Each episode of Black Mirror stands alone.  There is no continuity between episodes, and each episode features an entirely different setting and cast.  Each episode presents a scary picture of a world that has been changed in some way by technology.  Not for the better.  The Black Mirror of the show’s title makes me think of stepping through the looking glass into a world not like our own but terrifyingly possible.  Series creator Charlie Brooker has also described the Black Mirror as that on all the screens that increasingly surround our lives: our computers, our ipads, our phones, etc.

Each episode of the show is a unique, gorgeous, terrifying mini-movie.  Of the six episodes, I truly don’t think there is a weak link.  Each episode is a parable for the dangerous ways in which technology that might at first seem beneficial can have the power to have a significant negative effect on our lives and our society.  Some episodes take place in a world that is almost identical to our own.  (The very first episode, “The National Anthem,” feels like the closest to our own.  There is no notable technological difference to this society — it’s our world, we just see someone use the technology that we have in a horrifying new way.)   Some episodes take place in a world similar to our own but where a certain technological advance has changed society, which is then explored in that episode.  One episode, “Fifteen Million Merits,” takes place in a more futuristic setting.  Each episode presents a fully-realized world, one in which a very specific idea is being explored in the story.
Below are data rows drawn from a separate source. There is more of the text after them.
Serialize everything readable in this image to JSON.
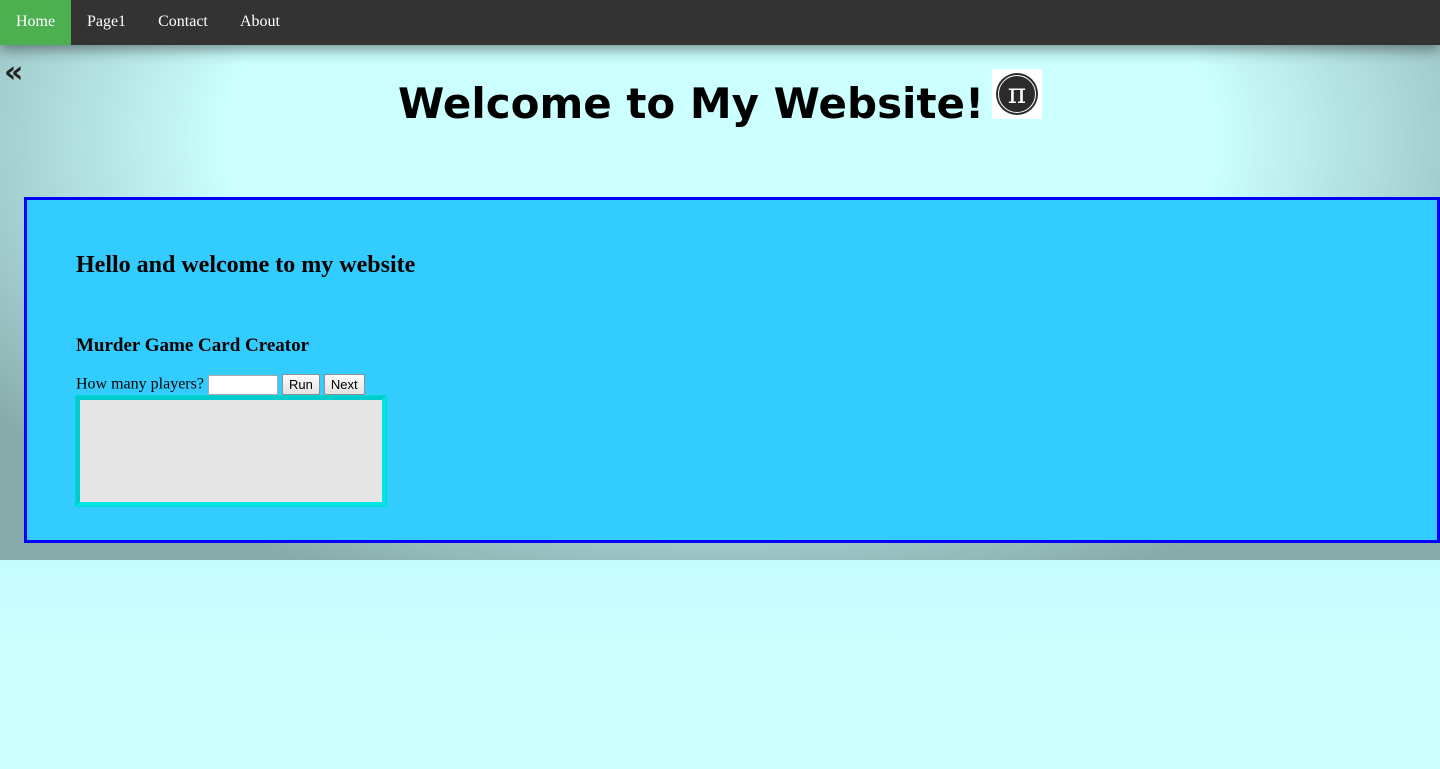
{
  "nav": {
    "items": [
      {
        "label": "Home",
        "active": true
      },
      {
        "label": "Page1",
        "active": false
      },
      {
        "label": "Contact",
        "active": false
      },
      {
        "label": "About",
        "active": false
      }
    ],
    "active_color": "#4caf50",
    "background_color": "#333333"
  },
  "sidebar_toggle": {
    "glyph": "«",
    "icon": "double-chevron-left-icon"
  },
  "header": {
    "title": "Welcome to My Website!",
    "logo": {
      "glyph": "π",
      "icon": "pi-logo-icon"
    }
  },
  "main": {
    "greeting": "Hello and welcome to my website",
    "game": {
      "title": "Murder Game Card Creator",
      "players_label": "How many players?",
      "players_value": "",
      "run_label": "Run",
      "next_label": "Next",
      "output_text": ""
    },
    "panel_color": "#33ccff",
    "border_color": "#0000ff"
  },
  "page_background": "#ccffff"
}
That first episode, “The National Anthem,” absolutely blew my mind.  It was quite horrifying to watch.  Not because we saw anything gruesome on screen, but because of the screw-tightening intensity of the story.  As the episode unfolds, you witness an insane but … [continued]